■ DATA FOR THIS TASK ■
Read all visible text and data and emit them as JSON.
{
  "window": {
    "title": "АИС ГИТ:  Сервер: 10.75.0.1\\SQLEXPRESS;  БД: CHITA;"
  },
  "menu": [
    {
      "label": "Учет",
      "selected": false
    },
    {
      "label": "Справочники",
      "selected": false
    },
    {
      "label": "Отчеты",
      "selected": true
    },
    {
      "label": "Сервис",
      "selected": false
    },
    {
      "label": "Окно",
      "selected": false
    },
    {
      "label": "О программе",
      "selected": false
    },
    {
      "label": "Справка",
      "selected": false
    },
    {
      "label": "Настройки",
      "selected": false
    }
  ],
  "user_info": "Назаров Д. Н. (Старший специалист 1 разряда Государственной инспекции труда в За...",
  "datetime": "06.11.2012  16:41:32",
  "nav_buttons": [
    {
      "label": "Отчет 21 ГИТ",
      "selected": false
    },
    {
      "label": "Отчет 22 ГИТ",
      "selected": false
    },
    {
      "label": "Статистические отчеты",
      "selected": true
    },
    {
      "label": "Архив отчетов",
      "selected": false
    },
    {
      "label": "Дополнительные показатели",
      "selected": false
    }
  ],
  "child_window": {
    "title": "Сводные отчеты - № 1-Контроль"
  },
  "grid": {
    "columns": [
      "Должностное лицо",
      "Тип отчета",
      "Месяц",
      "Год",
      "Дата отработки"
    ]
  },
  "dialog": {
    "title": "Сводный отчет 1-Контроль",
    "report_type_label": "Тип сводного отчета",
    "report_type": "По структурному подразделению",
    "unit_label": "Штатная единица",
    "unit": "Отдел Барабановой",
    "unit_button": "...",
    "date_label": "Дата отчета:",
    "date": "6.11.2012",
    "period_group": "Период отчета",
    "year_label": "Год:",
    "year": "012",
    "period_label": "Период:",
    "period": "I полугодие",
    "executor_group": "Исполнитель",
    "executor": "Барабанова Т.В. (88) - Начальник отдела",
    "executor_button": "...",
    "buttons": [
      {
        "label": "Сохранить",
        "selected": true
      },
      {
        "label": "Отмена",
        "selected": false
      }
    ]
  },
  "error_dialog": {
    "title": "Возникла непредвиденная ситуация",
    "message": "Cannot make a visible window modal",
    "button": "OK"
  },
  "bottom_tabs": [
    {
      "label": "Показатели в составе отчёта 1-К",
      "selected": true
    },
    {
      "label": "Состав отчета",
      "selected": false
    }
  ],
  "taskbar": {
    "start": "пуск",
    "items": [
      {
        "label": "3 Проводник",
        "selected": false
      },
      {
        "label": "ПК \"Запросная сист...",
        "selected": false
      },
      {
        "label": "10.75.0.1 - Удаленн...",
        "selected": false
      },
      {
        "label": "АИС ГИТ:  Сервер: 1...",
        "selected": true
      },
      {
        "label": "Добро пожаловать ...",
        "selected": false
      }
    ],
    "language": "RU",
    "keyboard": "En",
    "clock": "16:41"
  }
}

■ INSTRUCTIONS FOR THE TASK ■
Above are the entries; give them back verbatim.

■ ANSWER FOR THIS EXERCISE ■
Read all visible text and data and emit them as JSON.
{
  "window": {
    "title": "АИС ГИТ:  Сервер: 10.75.0.1\\SQLEXPRESS;  БД: CHITA;"
  },
  "menu": [
    {
      "label": "Учет",
      "selected": false
    },
    {
      "label": "Справочники",
      "selected": false
    },
    {
      "label": "Отчеты",
      "selected": true
    },
    {
      "label": "Сервис",
      "selected": false
    },
    {
      "label": "Окно",
      "selected": false
    },
    {
      "label": "О программе",
      "selected": false
    },
    {
      "label": "Справка",
      "selected": false
    },
    {
      "label": "Настройки",
      "selected": false
    }
  ],
  "user_info": "Назаров Д. Н. (Старший специалист 1 разряда Государственной инспекции труда в За...",
  "datetime": "06.11.2012  16:41:32",
  "nav_buttons": [
    {
      "label": "Отчет 21 ГИТ",
      "selected": false
    },
    {
      "label": "Отчет 22 ГИТ",
      "selected": false
    },
    {
      "label": "Статистические отчеты",
      "selected": true
    },
    {
      "label": "Архив отчетов",
      "selected": false
    },
    {
      "label": "Дополнительные показатели",
      "selected": false
    }
  ],
  "child_window": {
    "title": "Сводные отчеты - № 1-Контроль"
  },
  "grid": {
    "columns": [
      "Должностное лицо",
      "Тип отчета",
      "Месяц",
      "Год",
      "Дата отработки"
    ]
  },
  "dialog": {
    "title": "Сводный отчет 1-Контроль",
    "report_type_label": "Тип сводного отчета",
    "report_type": "По структурному подразделению",
    "unit_label": "Штатная единица",
    "unit": "Отдел Барабановой",
    "unit_button": "...",
    "date_label": "Дата отчета:",
    "date": "6.11.2012",
    "period_group": "Период отчета",
    "year_label": "Год:",
    "year": "012",
    "period_label": "Период:",
    "period": "I полугодие",
    "executor_group": "Исполнитель",
    "executor": "Барабанова Т.В. (88) - Начальник отдела",
    "executor_button": "...",
    "buttons": [
      {
        "label": "Сохранить",
        "selected": true
      },
      {
        "label": "Отмена",
        "selected": false
      }
    ]
  },
  "error_dialog": {
    "title": "Возникла непредвиденная ситуация",
    "message": "Cannot make a visible window modal",
    "button": "OK"
  },
  "bottom_tabs": [
    {
      "label": "Показатели в составе отчёта 1-К",
      "selected": true
    },
    {
      "label": "Состав отчета",
      "selected": false
    }
  ],
  "taskbar": {
    "start": "пуск",
    "items": [
      {
        "label": "3 Проводник",
        "selected": false
      },
      {
        "label": "ПК \"Запросная сист...",
        "selected": false
      },
      {
        "label": "10.75.0.1 - Удаленн...",
        "selected": false
      },
      {
        "label": "АИС ГИТ:  Сервер: 1...",
        "selected": true
      },
      {
        "label": "Добро пожаловать ...",
        "selected": false
      }
    ],
    "language": "RU",
    "keyboard": "En",
    "clock": "16:41"
  }
}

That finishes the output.